Free agents: C Josh Bard, IF Adam Kennedy, DH Wily Mo Pena, RHP Jamey Wright, RHP David Aardsma, IF Luis Rodriguez
Eligible for arbitration: RHP Brandon League, LHP Jason Vargas (Likely Super 2 eligibility: RHP Shawn Kelley)
Areas of need
Third base: Unless the Mariners decide to give Figgins one last shot, rookies Kyle Seager and Alex Liddi are the top contenders. Both showed flashes last year. Liddi offers the power potential the Mariners crave and Seager is a solid hitter who rose quickly through the system. It's not a strong year for free agents at this position beyond the Cubs' Aramis Ramirez, so Zduriencik might either need to get creative in a trade or bank on the youngsters developing.

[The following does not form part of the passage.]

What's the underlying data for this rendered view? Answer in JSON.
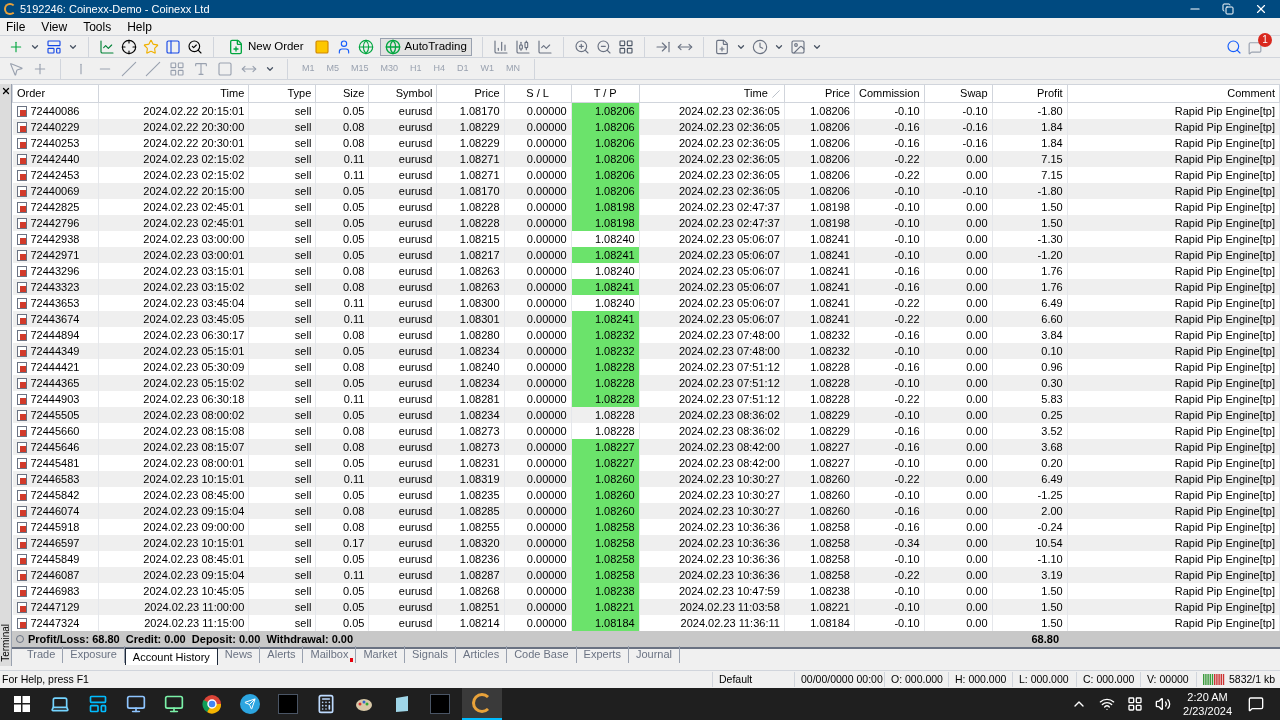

Left field/designated hitter: These two positions are intertwined, since Mike Carp proved he belongs in the lineup somewhere next season and figures to fill one of these roles. The club has a handful of young left-field candidates, including Casper Wells, Carlos Peguero, Michael Saunders, Trayvon Robinson and Greg Halman. But Zduriencik might try to supplement either in left or at DH by adding a veteran free agent if he could land a player like Josh Willingham or Ryan Ludwick.
Starting pitcher: The Mariners have two top-end starters in Hernandez and Michael Pineda and a solid veteran in Jason Vargas, plus a host of up-and-coming young talent. But unless they want to push a rookie like Danny Hultzen or James Paxton into the rotation immediately alongside Blake Beavan and/or Charlie Furbush, it might make sense to sign a short-term veteran to bridge the gap until help arrives. Would it be crazy to bring a 49-year-old Jamie Moyer back to a team building with youth?
Catcher: Olivo has one more year on his deal, but the Mariners are thin at this position and could look to add some veteran depth. Adam Moore is coming back from knee surgery, but there are some intriguing free agents as well. The Pirates' Ryan Doumit, a switch hitter who excels from the left side, would seem a perfect fit if his price was right.
2012 payroll: The Mariners haven't announced their player budget, but it's reasonable to expect something in the neighborhood of last year's $94.5 million. The club has about $26 million coming off the books with players gone from 2011, but also has about $11 million due for salary increases for returning players. Arbitration-eligible pitchers Vargas and League will likely get about another $4 million in raises, which should be offset, as the team did not tender an offer to the injured Aardsma. So it would appear, as a very general estimation, that Seattle has about $15 million in available payroll to pursue offseason additions.